The classification of these materials indicates a growing confidence from federations like the FDA in 3D printed products but it still remains a challenge to get these materials into day-to-day practice with different organisations across the globe requiring varying standards. However companies like EnvisionTEC are working with them to establish guidelines that can smooth out the process for future materials and appliances. Perhaps unsurprisingly, according to both companies, adoption is actually growing much faster in Europe under CE certification than in the U.S..
“The FDA has really just started to understand additive processes and one of the first things we're trying to do is establish some standards,” Chris added. “I think as we start to get more advanced with the technology and as we go into this next evolution of machines, standards around accuracy and resolution are going to be much more important for us as a 3D printing company and the same goes for the FDA, they care about how long this material is going to hold its shape, are any of the chemicals going to leak out and actually affect the patient?”
In-house or outsource?
Of course additive developments are happening elsewhere in the dental sector away from resin.
Metals is the AM industry’s fastest growing sector and dental is playing its part in that growth with companies like EOS, Sisma and Concept Laser targeting the industry with dental specific machines and certified materials. Global engineering firm, Renishaw is one company that has strengthened its emphasis on dental with the recent launch of its new Healthcare Centre of Excellence near Cardiff. In keeping with the mission of its Innovation Centre initiative launched last year, the aim is to provide a place for the manufacture of custom medical devices, including dental applications, along with education and training for the life sciences community.

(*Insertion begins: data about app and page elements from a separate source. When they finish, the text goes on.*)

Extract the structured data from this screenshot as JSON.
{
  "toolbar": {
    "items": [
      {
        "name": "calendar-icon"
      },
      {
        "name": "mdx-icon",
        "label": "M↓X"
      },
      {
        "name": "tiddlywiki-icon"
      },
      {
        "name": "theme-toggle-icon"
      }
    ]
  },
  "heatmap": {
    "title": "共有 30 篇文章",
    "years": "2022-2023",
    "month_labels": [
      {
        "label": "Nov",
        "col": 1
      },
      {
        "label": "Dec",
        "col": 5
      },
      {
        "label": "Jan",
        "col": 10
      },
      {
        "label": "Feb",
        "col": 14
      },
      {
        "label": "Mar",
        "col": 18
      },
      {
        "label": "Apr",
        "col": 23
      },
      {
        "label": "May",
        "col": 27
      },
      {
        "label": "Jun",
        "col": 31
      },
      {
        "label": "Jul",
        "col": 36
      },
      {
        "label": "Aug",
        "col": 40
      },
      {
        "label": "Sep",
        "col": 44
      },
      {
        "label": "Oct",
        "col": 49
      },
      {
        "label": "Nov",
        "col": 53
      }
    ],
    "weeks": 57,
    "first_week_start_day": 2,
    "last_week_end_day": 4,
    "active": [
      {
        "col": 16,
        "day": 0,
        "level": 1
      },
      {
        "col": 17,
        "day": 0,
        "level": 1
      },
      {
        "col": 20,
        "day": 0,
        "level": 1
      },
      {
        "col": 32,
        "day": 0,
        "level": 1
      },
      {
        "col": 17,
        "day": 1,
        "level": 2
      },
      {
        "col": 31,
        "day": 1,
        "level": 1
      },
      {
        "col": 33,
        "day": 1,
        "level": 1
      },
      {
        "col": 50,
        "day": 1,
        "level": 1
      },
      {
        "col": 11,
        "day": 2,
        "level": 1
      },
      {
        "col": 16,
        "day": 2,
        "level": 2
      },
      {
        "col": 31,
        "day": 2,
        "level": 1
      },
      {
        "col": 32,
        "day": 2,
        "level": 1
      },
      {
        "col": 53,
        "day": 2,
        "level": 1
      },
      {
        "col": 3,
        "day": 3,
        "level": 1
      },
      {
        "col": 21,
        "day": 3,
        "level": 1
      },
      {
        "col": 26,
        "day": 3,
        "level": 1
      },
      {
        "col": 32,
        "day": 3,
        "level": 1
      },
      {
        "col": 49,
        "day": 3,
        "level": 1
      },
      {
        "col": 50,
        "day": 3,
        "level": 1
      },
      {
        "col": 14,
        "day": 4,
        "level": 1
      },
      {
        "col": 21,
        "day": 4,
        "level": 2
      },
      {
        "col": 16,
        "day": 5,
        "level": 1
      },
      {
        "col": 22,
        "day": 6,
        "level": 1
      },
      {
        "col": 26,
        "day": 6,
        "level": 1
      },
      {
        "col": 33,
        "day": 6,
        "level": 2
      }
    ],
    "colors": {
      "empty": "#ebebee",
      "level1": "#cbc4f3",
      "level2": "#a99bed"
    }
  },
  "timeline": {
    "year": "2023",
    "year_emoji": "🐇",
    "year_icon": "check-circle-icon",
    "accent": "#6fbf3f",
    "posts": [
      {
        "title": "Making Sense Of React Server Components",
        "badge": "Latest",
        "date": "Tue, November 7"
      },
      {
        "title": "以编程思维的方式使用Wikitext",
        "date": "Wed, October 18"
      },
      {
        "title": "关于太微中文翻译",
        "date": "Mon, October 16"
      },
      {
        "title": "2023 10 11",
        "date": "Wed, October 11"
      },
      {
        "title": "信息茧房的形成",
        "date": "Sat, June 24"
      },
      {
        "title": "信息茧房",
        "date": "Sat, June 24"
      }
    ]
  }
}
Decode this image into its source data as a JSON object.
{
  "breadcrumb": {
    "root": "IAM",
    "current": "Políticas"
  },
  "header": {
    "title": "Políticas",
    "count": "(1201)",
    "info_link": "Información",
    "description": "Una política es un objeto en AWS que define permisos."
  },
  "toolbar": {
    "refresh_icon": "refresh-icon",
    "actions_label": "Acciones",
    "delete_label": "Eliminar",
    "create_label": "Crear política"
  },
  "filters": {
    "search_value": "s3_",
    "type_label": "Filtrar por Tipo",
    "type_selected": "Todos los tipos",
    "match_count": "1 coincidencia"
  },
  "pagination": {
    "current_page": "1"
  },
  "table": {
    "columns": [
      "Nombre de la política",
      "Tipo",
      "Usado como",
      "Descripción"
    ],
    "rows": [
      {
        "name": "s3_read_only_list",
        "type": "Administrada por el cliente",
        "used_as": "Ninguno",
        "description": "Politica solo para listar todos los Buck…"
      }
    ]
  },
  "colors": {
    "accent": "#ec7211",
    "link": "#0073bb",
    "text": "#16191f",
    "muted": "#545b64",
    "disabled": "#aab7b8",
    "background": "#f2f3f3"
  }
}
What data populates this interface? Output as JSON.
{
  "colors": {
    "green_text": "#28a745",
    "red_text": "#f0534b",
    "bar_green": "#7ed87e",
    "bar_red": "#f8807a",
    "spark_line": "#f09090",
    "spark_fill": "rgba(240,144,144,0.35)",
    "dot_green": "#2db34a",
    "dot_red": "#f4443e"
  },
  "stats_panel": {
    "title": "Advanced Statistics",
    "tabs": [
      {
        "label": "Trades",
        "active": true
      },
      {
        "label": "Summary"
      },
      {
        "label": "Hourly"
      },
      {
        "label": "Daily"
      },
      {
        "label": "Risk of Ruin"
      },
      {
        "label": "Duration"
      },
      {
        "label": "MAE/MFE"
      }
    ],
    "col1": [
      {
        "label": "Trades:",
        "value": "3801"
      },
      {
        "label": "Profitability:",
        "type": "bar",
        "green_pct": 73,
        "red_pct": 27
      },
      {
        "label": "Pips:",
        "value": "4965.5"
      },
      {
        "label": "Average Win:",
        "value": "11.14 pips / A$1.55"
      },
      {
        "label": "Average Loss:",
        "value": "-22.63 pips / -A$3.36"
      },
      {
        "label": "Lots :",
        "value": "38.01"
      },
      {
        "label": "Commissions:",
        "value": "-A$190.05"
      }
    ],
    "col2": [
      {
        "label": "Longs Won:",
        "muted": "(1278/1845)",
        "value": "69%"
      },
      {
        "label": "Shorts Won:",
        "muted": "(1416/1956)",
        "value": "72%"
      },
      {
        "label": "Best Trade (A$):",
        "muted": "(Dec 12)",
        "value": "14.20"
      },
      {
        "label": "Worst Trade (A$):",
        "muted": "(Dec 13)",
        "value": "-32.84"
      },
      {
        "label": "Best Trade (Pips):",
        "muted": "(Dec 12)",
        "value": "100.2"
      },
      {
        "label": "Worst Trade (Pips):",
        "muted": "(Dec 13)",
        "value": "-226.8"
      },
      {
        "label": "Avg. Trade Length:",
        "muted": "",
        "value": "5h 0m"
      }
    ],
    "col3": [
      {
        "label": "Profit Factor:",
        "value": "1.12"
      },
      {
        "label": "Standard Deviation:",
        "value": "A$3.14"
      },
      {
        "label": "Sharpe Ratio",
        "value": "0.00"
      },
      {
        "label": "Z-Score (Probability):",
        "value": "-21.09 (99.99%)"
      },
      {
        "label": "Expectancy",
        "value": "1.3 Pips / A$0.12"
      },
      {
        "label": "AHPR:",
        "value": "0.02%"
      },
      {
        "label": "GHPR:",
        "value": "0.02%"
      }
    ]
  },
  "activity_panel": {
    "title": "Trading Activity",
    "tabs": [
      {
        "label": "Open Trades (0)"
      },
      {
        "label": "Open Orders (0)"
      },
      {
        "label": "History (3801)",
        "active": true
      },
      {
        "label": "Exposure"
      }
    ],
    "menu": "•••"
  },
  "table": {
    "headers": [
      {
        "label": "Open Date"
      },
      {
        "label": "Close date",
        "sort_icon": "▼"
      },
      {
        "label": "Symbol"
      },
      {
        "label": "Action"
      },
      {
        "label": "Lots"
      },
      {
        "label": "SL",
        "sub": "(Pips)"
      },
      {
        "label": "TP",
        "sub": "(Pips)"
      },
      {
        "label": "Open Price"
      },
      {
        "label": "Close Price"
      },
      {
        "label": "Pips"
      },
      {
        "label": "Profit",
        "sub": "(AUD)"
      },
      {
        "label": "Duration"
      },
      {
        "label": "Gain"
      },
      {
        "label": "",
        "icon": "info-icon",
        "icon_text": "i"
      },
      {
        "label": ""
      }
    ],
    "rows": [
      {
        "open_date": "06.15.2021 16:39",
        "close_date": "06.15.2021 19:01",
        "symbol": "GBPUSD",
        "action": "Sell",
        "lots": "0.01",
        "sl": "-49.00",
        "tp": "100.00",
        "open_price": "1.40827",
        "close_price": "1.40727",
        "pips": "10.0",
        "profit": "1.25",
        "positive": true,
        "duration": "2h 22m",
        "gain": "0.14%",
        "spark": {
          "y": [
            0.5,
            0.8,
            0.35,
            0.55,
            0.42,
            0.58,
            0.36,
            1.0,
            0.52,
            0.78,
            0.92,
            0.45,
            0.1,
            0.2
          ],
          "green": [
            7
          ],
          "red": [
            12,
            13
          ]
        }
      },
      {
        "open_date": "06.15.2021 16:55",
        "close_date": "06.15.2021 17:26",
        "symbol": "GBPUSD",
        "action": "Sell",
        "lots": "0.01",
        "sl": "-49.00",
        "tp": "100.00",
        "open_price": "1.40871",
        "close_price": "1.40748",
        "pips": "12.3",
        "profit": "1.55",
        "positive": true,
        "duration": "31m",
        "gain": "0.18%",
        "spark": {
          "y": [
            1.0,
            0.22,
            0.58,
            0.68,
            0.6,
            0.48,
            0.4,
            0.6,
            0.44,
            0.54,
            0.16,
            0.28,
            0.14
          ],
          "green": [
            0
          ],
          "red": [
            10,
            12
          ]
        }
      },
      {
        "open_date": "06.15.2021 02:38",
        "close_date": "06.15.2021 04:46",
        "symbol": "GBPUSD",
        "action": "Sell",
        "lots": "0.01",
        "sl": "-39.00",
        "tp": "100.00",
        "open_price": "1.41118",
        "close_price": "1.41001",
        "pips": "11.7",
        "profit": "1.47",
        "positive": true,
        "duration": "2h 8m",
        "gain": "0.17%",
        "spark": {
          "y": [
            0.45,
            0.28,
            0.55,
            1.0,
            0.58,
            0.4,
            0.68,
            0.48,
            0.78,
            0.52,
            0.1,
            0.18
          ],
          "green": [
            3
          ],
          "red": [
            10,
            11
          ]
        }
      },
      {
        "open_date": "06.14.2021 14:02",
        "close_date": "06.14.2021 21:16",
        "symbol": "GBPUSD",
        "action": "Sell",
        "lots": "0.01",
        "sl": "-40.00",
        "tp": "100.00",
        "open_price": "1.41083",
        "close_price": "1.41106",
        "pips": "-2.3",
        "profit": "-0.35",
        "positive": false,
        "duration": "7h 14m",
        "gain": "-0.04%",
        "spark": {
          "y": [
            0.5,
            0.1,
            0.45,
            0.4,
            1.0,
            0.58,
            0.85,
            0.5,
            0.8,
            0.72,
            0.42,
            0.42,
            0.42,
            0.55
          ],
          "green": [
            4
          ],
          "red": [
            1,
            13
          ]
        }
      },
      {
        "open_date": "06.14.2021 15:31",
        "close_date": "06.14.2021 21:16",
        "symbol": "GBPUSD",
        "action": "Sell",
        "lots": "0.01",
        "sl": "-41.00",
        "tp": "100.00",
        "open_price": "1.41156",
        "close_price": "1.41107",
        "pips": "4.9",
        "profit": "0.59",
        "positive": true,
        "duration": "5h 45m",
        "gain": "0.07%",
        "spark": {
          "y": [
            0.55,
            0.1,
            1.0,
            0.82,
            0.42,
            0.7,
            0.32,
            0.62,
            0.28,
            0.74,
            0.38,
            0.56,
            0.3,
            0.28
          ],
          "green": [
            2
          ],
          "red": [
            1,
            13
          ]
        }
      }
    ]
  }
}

Even for the biggest dental labs, investment in a current metal printing system is much higher than that of any resin based technology on the market and that results in most work being outsourced either before or in place of a machine purchase. Through these centres, Renishaw is providing a familiar environment for professionals to oversee the manufacture of custom devices on its metal AM systems for the likes of LaserAbutments or LaserPFM frameworks, and even practice using the latest technology before implementing it in their own labs. Renishaw provides a complete turnkey system, which comprises a range of scanners such as the blue light DS30 dental scanner and Renishaw Dental Studio software, along with dental frameworks and metal 3D printing. A recent example shared by Renishaw was of Bristol-based CBC, an award winning restorative laboratory, which has improved efficiency and freed up its staff for more profitable lab work since subcontracting its metal framework manufacture to the company. Though outsourced, these complete additive solutions which incorporate multiple forms of advanced equipment are just another way today’s dentists are able to implement 3D technologies into their day-to-day work.
For an active dentist and someone who is passionate about teaching the next wave of dental professionals, Dr. Scherer believes we will see a surge in adoption in the near future and hopes that soon we will be able to directly manufacture fillings, restorations or even final crowns using 3D printing.
“Those going through school right now, every single one of them has expressed an interest in this technology,” Dr. Scherer added. “For dentists, any time you do something for the first time it’s going to be difficult but let them get it in their hands and I can assure you it’s going to be astronomical. The excitement level is palpable.”